The first configuration I tried was by adding an numbered interface at both endpoints and created the VPN, somehow, not exactly sure why it didn't work out that way and all packets via the VPN over internet had a AGE OUT.
The VPN interfaces I created were all in the custom created VPN zone.
Since it did't work out i tried another way.
I deleted the VPN zone and the interfaces. Next thing I did was binding the new created vpn on the untrust interface.
Without a tunnel interface and binding it to the untrust interface it began to work.
I created a birectional policy and added destination hosts that were not allowed using that connection.
The destination routing sais this:
192.168.0.0/16 prio 30 to DMZ
192.168.20.0/24 prio 20 to (GLOBAL IP SSG 140)
This works and both lines are active.
Since the tunnel is not over an interface but binded to the untrust interface the Juniper never knows when to deactivate the destination route to the (GLOBAL IP SSG 140).
If this was a tunnel.1 than the routing tables would look different and the SSG can deactivate that destination. Because the routing table would look like this.
192.168.20.0/24 prio 20 to tunnel.1
Is there any way separate traffic between DMZ and a tunnel.1 interface and keep both interfaces active?
The routing never failsover the way I implemented this situation.
The routing destinations on the VPN over internet must be deactivated the moment the line goes down.
Thanks in advance!
Solved! Go to Solution.
07-15-2010 07:27 AM
You see AGE OUT messages because of assymetric routing. The requests are coming from the tunnel but responces are sent through the DMZ. I would recommend to configure a route based VPN with source NAT on both tunnel interfaces. If a packet is send to the remote site through VPN, it gets a new source IP and the responce will be sent back to the VPN. If VPN fails, the packet takes the "privileged way" through DMZ and is not NATted. I'am assuming that you have already found a method to distribute traffic between VPN and DMZ.

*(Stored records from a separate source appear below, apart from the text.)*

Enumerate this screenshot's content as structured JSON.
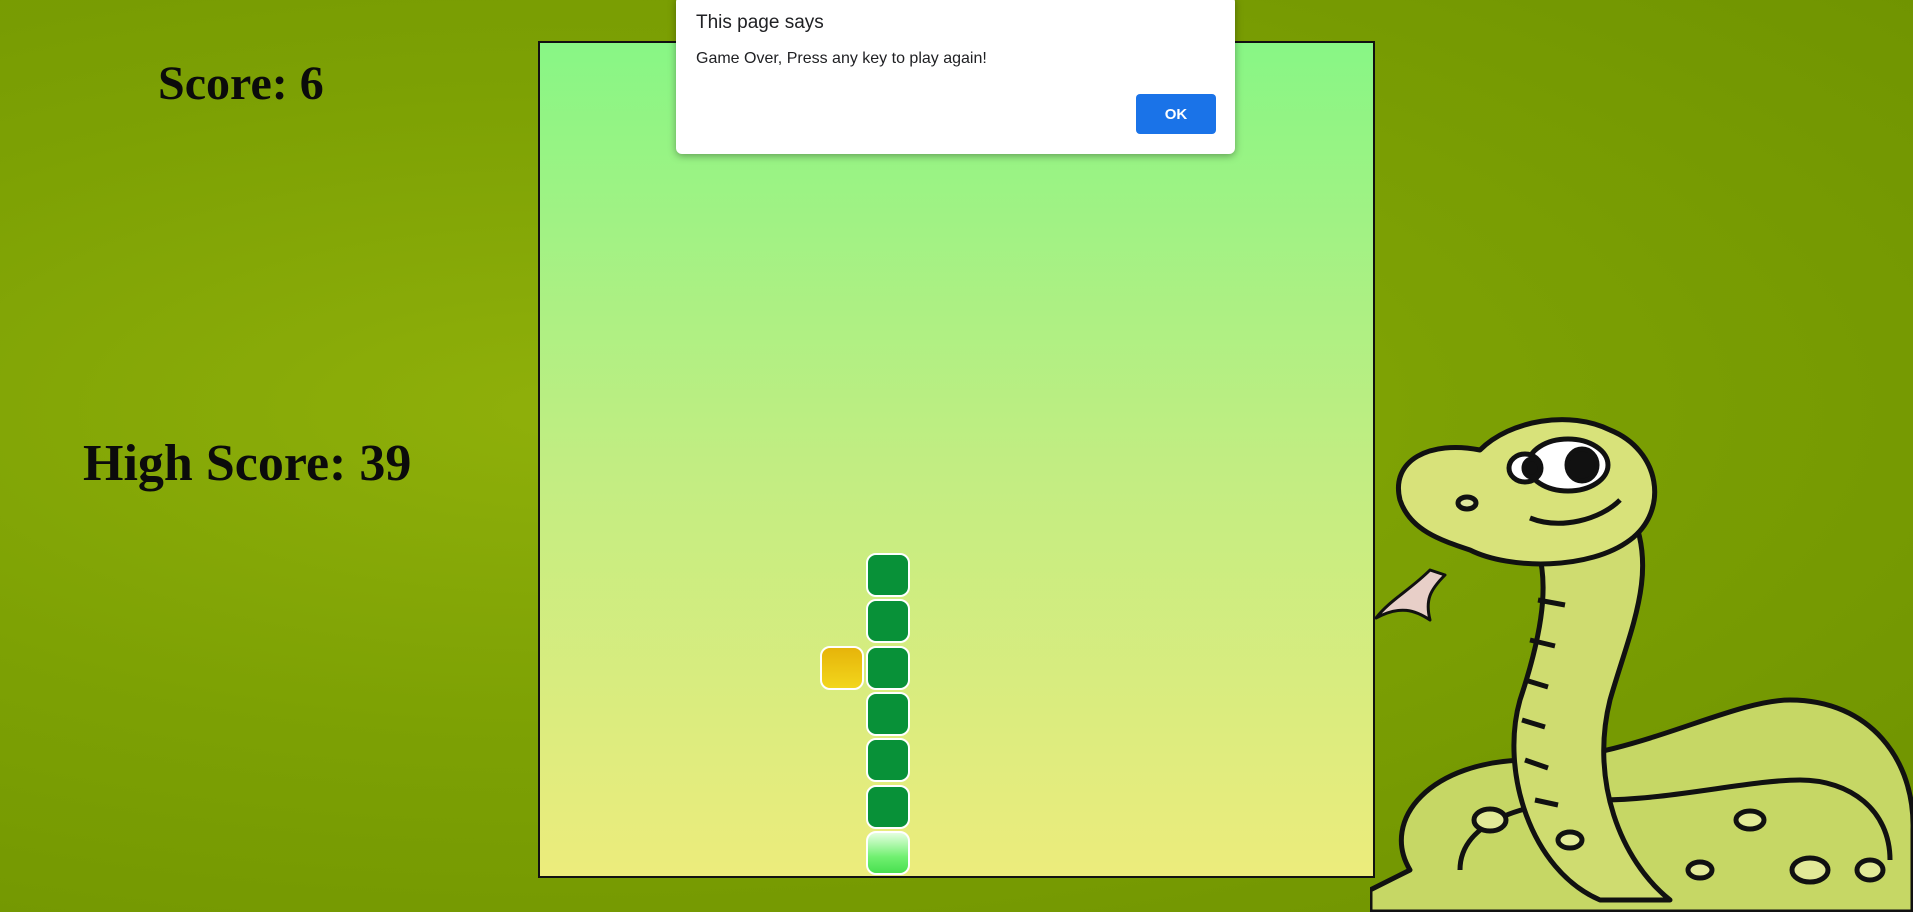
{
  "score": {
    "text": "Score: 6"
  },
  "high_score": {
    "text": "High Score: 39"
  },
  "dialog": {
    "title": "This page says",
    "message": "Game Over, Press any key to play again!",
    "ok_label": "OK",
    "ok_color": "#1a73e8"
  },
  "colors": {
    "background": "#7da104",
    "board_top": "#88f685",
    "board_bottom": "#ecec7c",
    "snake_body": "#089138",
    "snake_head": "#70f070",
    "food": "#f2d61c"
  },
  "game": {
    "grid_size": 18,
    "snake_head": {
      "col": 7,
      "row": 17
    },
    "snake_body": [
      {
        "col": 7,
        "row": 11
      },
      {
        "col": 7,
        "row": 12
      },
      {
        "col": 7,
        "row": 13
      },
      {
        "col": 7,
        "row": 14
      },
      {
        "col": 7,
        "row": 15
      },
      {
        "col": 7,
        "row": 16
      }
    ],
    "food": {
      "col": 6,
      "row": 13
    }
  },
  "icons": {
    "mascot": "cartoon-snake-mascot"
  }
}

07-15-2010 08:04 AM
Thanks for the reply Edouard.
That calls for two other question (at the end of this message).
"I'am assuming that you have already found a method to distribute traffic between VPN and DMZ."
Yes, but how I am doing it is (problably) not correct.
The route via the DMZ goes by 192.168.0.0/16 with priority 30, the VPN over internet has 192.168.20.0/24 with priority 20
-The policy for accessing the DMZ has a permit ANY.
-The policy for accessing the VPN has a permit "Negate the following" with all high priority servers on the other location.
Everything is allowed via the VPN except the high priority destinations
All high priority servers are in the destination route table and always choose the DMZ.
Traffic with a high priority destination is not allowed via the VPN over internet.
1. The Tunnel interfaces at both endpoints get an IP address?
2. Both virtual tunnel interfaces will have a policy with src nat enabled?
07-16-2010 05:30 AM
That's fine! If You can correctly distribute traffic among two communication ways, the only problem (hopefully) is the return way. If NAT is applied to the VPN traffic, the tunnel interface, where NAT takes place, must be addressed. Let's assume that the tunnel interface at A-site has the IP 10.1.1.1/24. If it is not required to distinguish any separate host communicating through VPN, all the connections can be source-NATted to 10.1.1.1.1 ("use interface"-option in the access policy). Otherwies a DIP pool should be used in the policy (f.i 10.1.1.2-10.1.1.254).
The FW on B-site has to have a route through it's tunel interface for 10.1.1.0/24. The FW on A-site routes the REAL B-addresses through it's tunnel interface.
If the FW on B-site also establisches connections through VPN, it's tunnel interface has to be addressed and src-NAT should be applied in the policy. Additional routes are: on A-FW -> B-FW-tunnel-interface network, on B-FW -> real IPs of A-site.
If VPN fails, the tunnel interfaces go down and these routes become inactive. The FWs look for alternative routes and communicate through DMZs, without NAT.
07-16-2010 05:57 AM
I am going to implement this in a few weeks. You made things really clear for me. Many thanks for all the effort.
I will give it a try getting it up and running.
The moment it works I'll let you know.
Again, many thanks for your helpfull answer.